When Dove created its “Real Beauty” campaign featuring a forensic artist sketching women’s faces based only on their spoken descriptions, the company called it a “social experiment.”
Launched in 2013, the video--which revealed that women’s perceptions of their attractiveness were low compared with how other people saw them--drew more than 64 million views globally. Just as impressive, inspiring women to see themselves as more attractive turned out to be a lesson on using inspiration as a marketing tool.

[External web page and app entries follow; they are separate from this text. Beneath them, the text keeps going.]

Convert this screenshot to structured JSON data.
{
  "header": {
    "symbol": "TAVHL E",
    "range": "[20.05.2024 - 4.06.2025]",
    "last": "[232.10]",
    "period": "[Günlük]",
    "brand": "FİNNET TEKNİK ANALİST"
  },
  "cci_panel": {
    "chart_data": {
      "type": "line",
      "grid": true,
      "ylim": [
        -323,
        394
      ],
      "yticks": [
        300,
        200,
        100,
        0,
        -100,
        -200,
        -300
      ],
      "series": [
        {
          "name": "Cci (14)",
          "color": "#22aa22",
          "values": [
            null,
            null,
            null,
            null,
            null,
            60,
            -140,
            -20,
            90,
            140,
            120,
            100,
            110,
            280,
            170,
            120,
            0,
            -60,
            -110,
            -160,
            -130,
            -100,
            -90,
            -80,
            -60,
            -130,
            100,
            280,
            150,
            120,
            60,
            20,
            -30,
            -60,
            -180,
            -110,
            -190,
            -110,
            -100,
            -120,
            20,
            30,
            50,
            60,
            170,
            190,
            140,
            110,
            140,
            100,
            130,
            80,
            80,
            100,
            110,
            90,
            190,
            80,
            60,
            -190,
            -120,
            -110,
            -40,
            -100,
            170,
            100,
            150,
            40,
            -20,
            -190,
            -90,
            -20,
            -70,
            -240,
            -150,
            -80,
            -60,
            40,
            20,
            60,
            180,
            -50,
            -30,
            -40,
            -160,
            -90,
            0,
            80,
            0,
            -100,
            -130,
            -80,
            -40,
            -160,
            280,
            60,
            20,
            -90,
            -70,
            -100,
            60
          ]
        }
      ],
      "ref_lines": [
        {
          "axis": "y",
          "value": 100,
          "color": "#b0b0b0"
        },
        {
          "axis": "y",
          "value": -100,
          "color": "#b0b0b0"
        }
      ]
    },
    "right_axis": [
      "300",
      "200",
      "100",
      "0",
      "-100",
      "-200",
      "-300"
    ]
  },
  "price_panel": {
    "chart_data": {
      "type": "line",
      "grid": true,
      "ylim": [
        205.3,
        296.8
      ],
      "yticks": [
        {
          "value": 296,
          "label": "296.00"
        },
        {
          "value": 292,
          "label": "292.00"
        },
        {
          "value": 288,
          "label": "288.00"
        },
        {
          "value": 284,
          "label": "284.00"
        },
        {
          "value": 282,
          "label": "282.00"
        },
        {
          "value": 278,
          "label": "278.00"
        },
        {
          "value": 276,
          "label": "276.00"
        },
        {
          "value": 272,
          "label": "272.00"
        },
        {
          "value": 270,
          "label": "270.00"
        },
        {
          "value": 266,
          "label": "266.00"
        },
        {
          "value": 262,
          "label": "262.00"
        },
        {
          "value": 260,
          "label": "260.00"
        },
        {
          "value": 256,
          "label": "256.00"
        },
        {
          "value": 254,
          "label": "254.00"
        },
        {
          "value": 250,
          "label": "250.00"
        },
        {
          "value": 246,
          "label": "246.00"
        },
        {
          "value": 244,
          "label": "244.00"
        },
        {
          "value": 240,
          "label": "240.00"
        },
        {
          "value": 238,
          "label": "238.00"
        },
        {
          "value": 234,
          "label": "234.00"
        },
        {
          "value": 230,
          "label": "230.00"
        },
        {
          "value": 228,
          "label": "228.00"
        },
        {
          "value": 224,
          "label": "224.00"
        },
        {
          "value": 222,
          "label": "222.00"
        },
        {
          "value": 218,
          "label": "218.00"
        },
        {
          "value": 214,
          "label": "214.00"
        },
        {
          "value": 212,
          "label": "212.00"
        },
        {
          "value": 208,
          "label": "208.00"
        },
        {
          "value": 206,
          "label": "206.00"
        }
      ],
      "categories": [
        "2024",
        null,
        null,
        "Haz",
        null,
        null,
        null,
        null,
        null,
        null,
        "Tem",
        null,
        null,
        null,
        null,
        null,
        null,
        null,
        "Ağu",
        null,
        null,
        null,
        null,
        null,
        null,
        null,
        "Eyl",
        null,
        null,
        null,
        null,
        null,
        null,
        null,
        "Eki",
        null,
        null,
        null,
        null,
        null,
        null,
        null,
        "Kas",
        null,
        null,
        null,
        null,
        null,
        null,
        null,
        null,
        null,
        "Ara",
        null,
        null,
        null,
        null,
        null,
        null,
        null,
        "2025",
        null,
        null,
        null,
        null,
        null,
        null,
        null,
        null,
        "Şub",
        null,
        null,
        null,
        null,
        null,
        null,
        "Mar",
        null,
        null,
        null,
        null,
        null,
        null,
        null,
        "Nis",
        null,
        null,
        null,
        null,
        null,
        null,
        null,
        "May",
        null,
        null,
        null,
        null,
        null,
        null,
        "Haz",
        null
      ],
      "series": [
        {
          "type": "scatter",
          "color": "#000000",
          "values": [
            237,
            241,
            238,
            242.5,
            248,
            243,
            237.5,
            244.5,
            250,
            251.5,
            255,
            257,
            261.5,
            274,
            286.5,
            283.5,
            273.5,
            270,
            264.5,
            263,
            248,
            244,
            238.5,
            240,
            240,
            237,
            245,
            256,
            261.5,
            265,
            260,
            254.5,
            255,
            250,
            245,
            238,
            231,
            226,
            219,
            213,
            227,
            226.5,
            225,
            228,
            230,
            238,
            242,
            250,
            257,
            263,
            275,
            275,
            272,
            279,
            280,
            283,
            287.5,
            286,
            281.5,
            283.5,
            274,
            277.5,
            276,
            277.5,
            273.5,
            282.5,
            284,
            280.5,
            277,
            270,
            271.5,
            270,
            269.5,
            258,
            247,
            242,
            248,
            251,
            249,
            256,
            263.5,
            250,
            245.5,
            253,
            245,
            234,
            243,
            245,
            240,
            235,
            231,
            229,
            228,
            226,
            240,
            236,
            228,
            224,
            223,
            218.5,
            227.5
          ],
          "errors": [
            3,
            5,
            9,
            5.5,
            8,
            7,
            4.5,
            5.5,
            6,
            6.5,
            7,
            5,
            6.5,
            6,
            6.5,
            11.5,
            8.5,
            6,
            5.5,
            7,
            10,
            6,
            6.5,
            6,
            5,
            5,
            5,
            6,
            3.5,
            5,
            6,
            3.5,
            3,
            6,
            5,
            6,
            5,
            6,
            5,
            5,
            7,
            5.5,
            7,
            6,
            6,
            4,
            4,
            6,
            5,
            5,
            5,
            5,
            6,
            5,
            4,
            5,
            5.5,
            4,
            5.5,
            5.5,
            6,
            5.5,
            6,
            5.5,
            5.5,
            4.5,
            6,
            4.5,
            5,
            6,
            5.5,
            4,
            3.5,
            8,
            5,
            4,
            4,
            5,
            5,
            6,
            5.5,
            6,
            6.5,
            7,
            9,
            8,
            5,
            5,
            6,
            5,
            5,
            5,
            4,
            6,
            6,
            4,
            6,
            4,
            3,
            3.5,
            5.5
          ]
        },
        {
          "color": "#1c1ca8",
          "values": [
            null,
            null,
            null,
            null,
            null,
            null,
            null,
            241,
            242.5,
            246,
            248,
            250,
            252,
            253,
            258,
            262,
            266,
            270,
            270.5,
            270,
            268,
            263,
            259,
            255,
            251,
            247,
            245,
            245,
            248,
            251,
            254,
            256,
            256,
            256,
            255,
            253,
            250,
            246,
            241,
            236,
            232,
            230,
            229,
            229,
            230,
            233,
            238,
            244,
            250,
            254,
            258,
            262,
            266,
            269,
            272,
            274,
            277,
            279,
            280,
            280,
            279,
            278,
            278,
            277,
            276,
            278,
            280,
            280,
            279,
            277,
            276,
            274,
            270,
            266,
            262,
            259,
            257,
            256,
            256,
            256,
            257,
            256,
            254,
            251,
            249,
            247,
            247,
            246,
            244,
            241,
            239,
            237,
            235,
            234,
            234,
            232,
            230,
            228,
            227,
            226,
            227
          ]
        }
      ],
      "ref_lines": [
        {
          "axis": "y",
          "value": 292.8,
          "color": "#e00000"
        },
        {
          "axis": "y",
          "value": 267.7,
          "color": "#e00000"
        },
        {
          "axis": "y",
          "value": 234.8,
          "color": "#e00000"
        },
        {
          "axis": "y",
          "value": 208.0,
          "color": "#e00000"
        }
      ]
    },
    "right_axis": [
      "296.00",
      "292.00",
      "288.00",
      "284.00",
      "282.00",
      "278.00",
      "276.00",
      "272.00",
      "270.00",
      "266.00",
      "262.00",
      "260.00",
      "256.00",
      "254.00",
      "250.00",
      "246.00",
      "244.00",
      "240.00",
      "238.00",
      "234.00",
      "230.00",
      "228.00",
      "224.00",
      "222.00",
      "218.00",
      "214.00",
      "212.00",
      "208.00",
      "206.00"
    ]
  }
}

Indeed, inspiration is one of the most powerful motivators for video engagement, according to Dr. Karen Nelson-Field, senior research associate with the Ehrenberg-Bass Institute for Marketing Science at the University of South Australia. An expert on social marketing, Nelson-Field said her studies of online content have made clear that “inspiration was the creative device that has a hyper-relation to sharing.”
Basically, if content uplifts consumers in some way, they are more likely to share it. Yet in spite of inspiration’s effectiveness, Nelson-Field, author of “Viral Marketing: The Science of Sharing,” found that of the 1,000-odd videos she reviewed, no more than about 60 featured inspirational content.
Why are inspirational stories so rare when they are apparently so powerful?
“Because a lot of organisations sell nonaspirational or noninspirational products,” Nelson-Field said. “How do you take a toilet product and make it inspirational?”
Inspiration Builds Loyalty
Daniel Yam said he believes inspiration as a driving concept remains relatively rare because, in general, campaign managers want instant, measurable results.
“A feel-good inspirational campaign does not translate to immediate gratification,” said the creative director of Singapore’s The Creative Room, which has produced a series of highly effective and emotion-inducing inspirational campaigns for its clients. “It creates a wholesome branding for longer-term loyalty from customers.”
Yam said he has adopted a very different approach to the entire creative process when harnessing inspiration as a device.
“A typical brief states the unique selling point of a product or service that we are trying to sell. So the typical content is supposed to sell that functionality in a way that benefits the customers. Product is the hero,” Yam said. “But for inspirational content, the story comes first. I would like the customer to be the hero and the product is the mentor that helps the hero on his journey to his goal.”
The product doesn’t always have to be in the story, he added. “We sell a value, a belief, a positive human spirit, and at the end link that feeling to a brand or product,” Yam said.
Still, Yam acknowledged that inspirational content doesn’t work for everyone: Some consumers distrust inspirational campaigns and dismiss them as manipulative or sappy.
“I think it all comes back to the craft of storytelling,” he advised. “A great story should be authentic and honest. People are walking lie detectors. They could feel that a campaign is not coherent with the branding or the value of the product. When an audience feels that something doesn’t add up, they will tune out.”
Nelson-Field agreed that it’s not possible to fake authenticity, which is a core tenet of effective inspirational campaigns.
“Inspiration is about overcoming human adversity,” she said. “That’s really hard to create in a fake way because it can come across as inauthentic.”
Without careful analysis, inspiration employed as a creative device can backfire on a brand. For example, the “First Kiss” marketing campaign created for LA fashion brand Wren that featured couples kissing for the first time became an overnight online sensation in 2014. But the company faced a public backlash when viewers felt they had been cynically manipulated.
All inspirational campaigns feature an element of manipulation, of course, but when it was later revealed that the people in the campaign were all wearing Wren clothes and had been handpicked for the video, consumers felt exploited.
To be effective, inspirational campaigns have to be “likeable, appealing, and brand appropriate,” Nelson-Field said.
Marketers, however, must keep in mind the fine line between keeping the brand in the background while letting the inspirational narrative shine, and the storyline eclipsing the brand altogether. All too often, Nelson-Field said, a creative team will go too far in search of inspiring content and focus on winning at the annual Cannes creative communications industry awards, rather than on enhancing the brand for which the campaign is intended.
A good inspirational campaign is all about the balance: a little tear, a little smile, and a little brand.
“The trick is to make sure the brand stands out,” Nelson-Field said.